The Heritage Jam
An interdisciplinary showcase and competition seeking to inspire innovation in heritage visualisation. Open to archaeologists, heritage practitioners, historians, artists, animators, designers, programmers, conservators, museums professionals, students and other interested specialists and members of the public, we aim to join people together – either in groups or independently – to experiment with the creation of new, forward-thinking visualisations of the past. Ultimately we seek to foster partnerships, friendships and creative links that push on the boundaries of heritage interpretation, injecting new ideas into the field and growing the heritage industry overall.
Alan Sorrell Project
A pilot study of the archive of the artist and archaeological illustrator, Alan Sorrell. During the mid-20th century, Sorrell produced defining images of many of Britain’s most renowned archaeological sites, and in so doing, arguably helped to transform the institutional and intellectual dimensions of British archaeology. With a neo-Romantic sensibility and a career that included employment by the former Ministry of Works, he stands at the junction of a series of potent conceptual concerns in the discipline—between art and archaeology; academic and broader public consumption; discipline and imagination; scholarship and governmental establishment.
VIA – Visualisation in Archaeology
Visualisation in Archaeology has been established in order to provide a ‘space’ in which high quality research can be undertaken around interrelated themes centred on visual communication in archaeology. Connecting researchers through its web platform, its annual workshops, an international conference scheduled for 2010, its online bibliography and research showcase, and various related outputs, VIA aims to inform professional standards around pictorial practice, investigate viable guidelines for imaging, and, in so doing, articulate an intellectual framework for the visualisation of archaeological data.
HARN – Histories of Archaeology Research Network
HARN is an inter-university collective of postgraduate and postdoctoral researchers dedicated to the study of the histories and philosophies of archaeology.
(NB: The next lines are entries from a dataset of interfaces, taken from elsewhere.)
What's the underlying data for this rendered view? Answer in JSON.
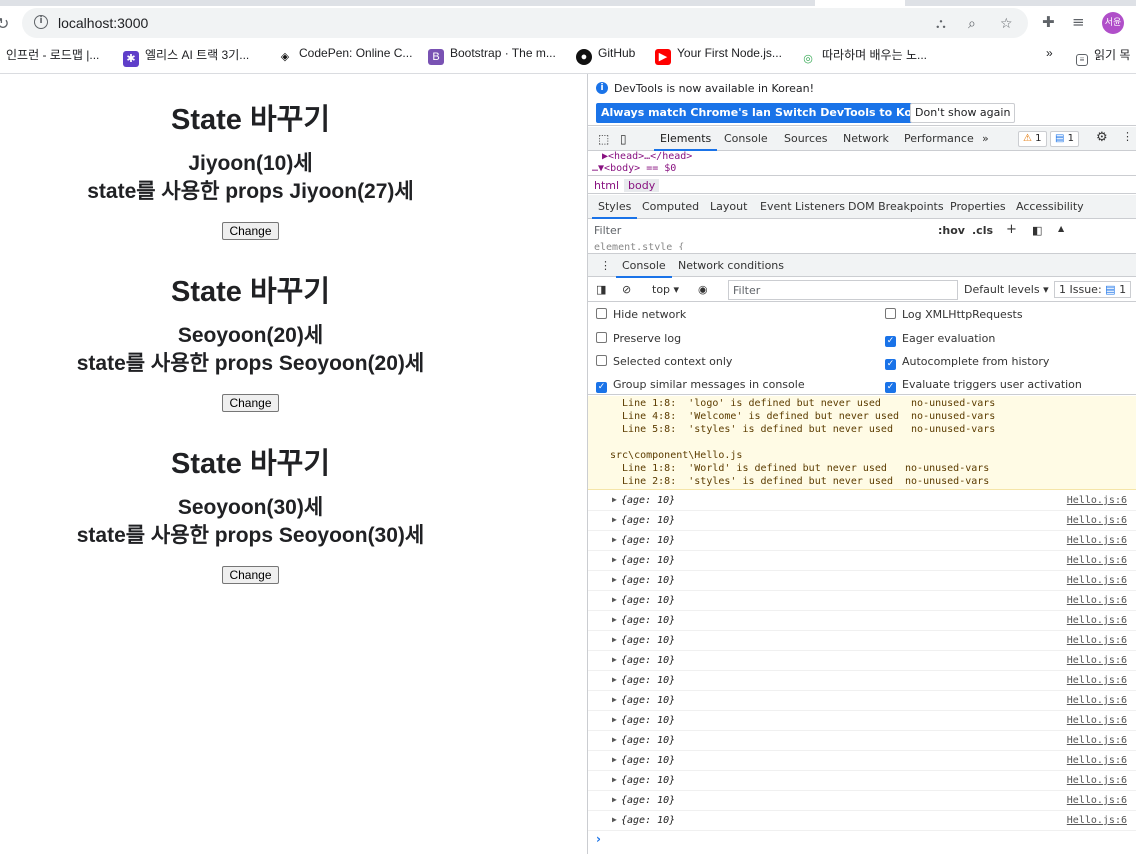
{
  "browser": {
    "url": "localhost:3000",
    "profile_label": "서윤",
    "bookmarks": [
      "인프런 - 로드맵 |...",
      "엘리스 AI 트랙 3기...",
      "CodePen: Online C...",
      "Bootstrap · The m...",
      "GitHub",
      "Your First Node.js...",
      "따라하며 배우는 노...",
      "읽기 목"
    ],
    "more_bookmarks": "»"
  },
  "page": {
    "blocks": [
      {
        "title": "State 바꾸기",
        "line1": "Jiyoon(10)세",
        "line2": "state를 사용한 props Jiyoon(27)세",
        "button": "Change"
      },
      {
        "title": "State 바꾸기",
        "line1": "Seoyoon(20)세",
        "line2": "state를 사용한 props Seoyoon(20)세",
        "button": "Change"
      },
      {
        "title": "State 바꾸기",
        "line1": "Seoyoon(30)세",
        "line2": "state를 사용한 props Seoyoon(30)세",
        "button": "Change"
      }
    ]
  },
  "devtools": {
    "notice": "DevTools is now available in Korean!",
    "btn_match": "Always match Chrome's language",
    "btn_switch": "Switch DevTools to Korean",
    "btn_dont": "Don't show again",
    "tabs": [
      "Elements",
      "Console",
      "Sources",
      "Network",
      "Performance"
    ],
    "tabs_more": "»",
    "warn_count": "1",
    "info_count": "1",
    "dom_line1": "▶<head>…</head>",
    "dom_line2": "▼<body> == $0",
    "crumbs": [
      "html",
      "body"
    ],
    "sub_tabs": [
      "Styles",
      "Computed",
      "Layout",
      "Event Listeners",
      "DOM Breakpoints",
      "Properties",
      "Accessibility"
    ],
    "filter_placeholder": "Filter",
    "hov": ":hov",
    "cls": ".cls",
    "element_style": "element.style {",
    "drawer_tabs": [
      "Console",
      "Network conditions"
    ],
    "context": "top",
    "console_filter": "Filter",
    "levels": "Default levels",
    "issues": "1 Issue:",
    "issues_count": "1",
    "settings": [
      {
        "label": "Hide network",
        "checked": false
      },
      {
        "label": "Log XMLHttpRequests",
        "checked": false
      },
      {
        "label": "Preserve log",
        "checked": false
      },
      {
        "label": "Eager evaluation",
        "checked": true
      },
      {
        "label": "Selected context only",
        "checked": false
      },
      {
        "label": "Autocomplete from history",
        "checked": true
      },
      {
        "label": "Group similar messages in console",
        "checked": true
      },
      {
        "label": "Evaluate triggers user activation",
        "checked": true
      }
    ],
    "warning_text": "  Line 1:8:  'logo' is defined but never used     no-unused-vars\n  Line 4:8:  'Welcome' is defined but never used  no-unused-vars\n  Line 5:8:  'styles' is defined but never used   no-unused-vars\n\nsrc\\component\\Hello.js\n  Line 1:8:  'World' is defined but never used   no-unused-vars\n  Line 2:8:  'styles' is defined but never used  no-unused-vars",
    "log_entries": [
      {
        "text": "{age: 10}",
        "source": "Hello.js:6"
      },
      {
        "text": "{age: 10}",
        "source": "Hello.js:6"
      },
      {
        "text": "{age: 10}",
        "source": "Hello.js:6"
      },
      {
        "text": "{age: 10}",
        "source": "Hello.js:6"
      },
      {
        "text": "{age: 10}",
        "source": "Hello.js:6"
      },
      {
        "text": "{age: 10}",
        "source": "Hello.js:6"
      },
      {
        "text": "{age: 10}",
        "source": "Hello.js:6"
      },
      {
        "text": "{age: 10}",
        "source": "Hello.js:6"
      },
      {
        "text": "{age: 10}",
        "source": "Hello.js:6"
      },
      {
        "text": "{age: 10}",
        "source": "Hello.js:6"
      },
      {
        "text": "{age: 10}",
        "source": "Hello.js:6"
      },
      {
        "text": "{age: 10}",
        "source": "Hello.js:6"
      },
      {
        "text": "{age: 10}",
        "source": "Hello.js:6"
      },
      {
        "text": "{age: 10}",
        "source": "Hello.js:6"
      },
      {
        "text": "{age: 10}",
        "source": "Hello.js:6"
      },
      {
        "text": "{age: 10}",
        "source": "Hello.js:6"
      },
      {
        "text": "{age: 10}",
        "source": "Hello.js:6"
      }
    ],
    "prompt": "›"
  }
}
HARN seeks to advance the historical study of the discipline — and of its many outputs and offshoots — via regular meetings at the Society of Antiquaries in London, and the cultivation of relationships between its members and established scholars. New postgraduate and postdoctoral students with research concerns for the discipline’s past are encouraged to join by contacting the network’s email account at harngroup @ googlemail . com
See article on HARN in the Museums and Galleries History Group Newsletter 7: 3 (2008).
SVA – Society for Visual Anthropology
I have an interest in encouraging archaeologists to contribute to the SVA (a section of the American Anthropological Association (AAA)) given its truly interdisciplinary nature and its commitment to sponsoring forums (like the annual Visual Research Conference, and its various special event and roundtable sessions at AAA conferences) which aim to help scholars work through in-progress and problematic visual study in open, cooperative settings. I have been involved in SVA events since 2005, and I currently sit on its ethics committee. I would like to see archaeologists continue to add to the conversation and complicate its analysis.